Did you know that birds carry & spread illness and disease just as humans do?

Taking proper care of your bird feeders, including regular cleaning, is an important responsibility of bird feeding.

We recommend you clean and sanitize your feeders on a regular basis - such as every few weeks. Follow these steps to ensure your feeders are clean & safe for your backyard birds. 

Before you get started make sure you have the following:

  • Gloves
  • Tubs/Containers
  • Dish Soap
  • Tube Feeder Brush/Scrub Brush
  • Rag
  • Bleach – regular household bleach
  • Measuring Cup

Steps to Properly Clean Your Bird Feeder:

    • Discard old food and debris from the feeder
    • Fill tub/container with water and some dish soap
    • Thoroughly scrub the feeder with brushes/rags
    • Thoroughly rinse all parts
    • Use a tub/container to create a bleach solution of nine (9) parts water to one (1) part bleach
    • Soak feeder for a few minutes rotating it to submerge all parts
    • Remove from bleach solution and thoroughly rinse all parts
    • Let the feeder dry completely
    • Refill with fresh food

A Few Other Tips to Ensure Your Feathered Visitors Stay Healthy

Clean the ground below your feeders to prevent a build-up of hulls, uneaten seeds, and other waste. Moldy or spoiled food is unhealthy both for birds and for your outside pets. Also, bird food scattered on the ground can attract unwanted rodents. (Consider using our No-Mess Blends or sunflower chips for tidier feeding).

Avoid using feeders that allow seed to get wet. We have a variety of feeders designed to keep your food dry along with accessories to use with existing feeders. (Our EcoClean feeders making cleaning a SNAP! Pair with a Weather Guard to keep rain & snow from entering the feeding ports).

Reduce crowding at feeders, particularly during busy times, such as winter finch irruptions. Add more feeders and stay seasonally savvy as this will help to spread out the number of birds at your feeders and minimize spreading disease. (Consider adding a tray feeder or additional finch feeder).

Monitor the health and well-being of the birds at your feeder. Keep an eye out for slow-moving birds, puffed up, swollen eyes, discharge or dirty feathers around the eyes, and beak. Wild birds should be alert and active. A lethargic bird that is approachable is a sign of a sick bird that needs help.

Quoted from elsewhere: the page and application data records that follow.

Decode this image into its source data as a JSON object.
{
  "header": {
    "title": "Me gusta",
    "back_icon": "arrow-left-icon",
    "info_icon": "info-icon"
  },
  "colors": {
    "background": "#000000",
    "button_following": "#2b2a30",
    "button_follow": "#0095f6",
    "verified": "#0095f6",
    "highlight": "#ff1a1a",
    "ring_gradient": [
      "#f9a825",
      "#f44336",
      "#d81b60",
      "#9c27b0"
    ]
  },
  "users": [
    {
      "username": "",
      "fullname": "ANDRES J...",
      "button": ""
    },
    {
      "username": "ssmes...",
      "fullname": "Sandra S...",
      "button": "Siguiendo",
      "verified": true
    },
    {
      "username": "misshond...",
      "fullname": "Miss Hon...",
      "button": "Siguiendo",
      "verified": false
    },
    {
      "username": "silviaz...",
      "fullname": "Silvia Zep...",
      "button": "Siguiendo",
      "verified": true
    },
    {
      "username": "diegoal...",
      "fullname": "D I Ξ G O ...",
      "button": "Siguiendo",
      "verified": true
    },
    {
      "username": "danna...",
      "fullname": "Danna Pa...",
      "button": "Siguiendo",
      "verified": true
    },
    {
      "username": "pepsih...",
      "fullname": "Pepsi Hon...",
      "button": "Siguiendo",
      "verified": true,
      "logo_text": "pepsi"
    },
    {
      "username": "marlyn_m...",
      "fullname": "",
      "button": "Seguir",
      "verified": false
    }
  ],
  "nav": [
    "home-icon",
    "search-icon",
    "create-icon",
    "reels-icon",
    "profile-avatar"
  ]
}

We are fortunate to have the Ottawa Valley Wild Bird Care Centre available to help our wild birds here in the Ottawa region. Check out their website for more information about how to help a sick or injured bird.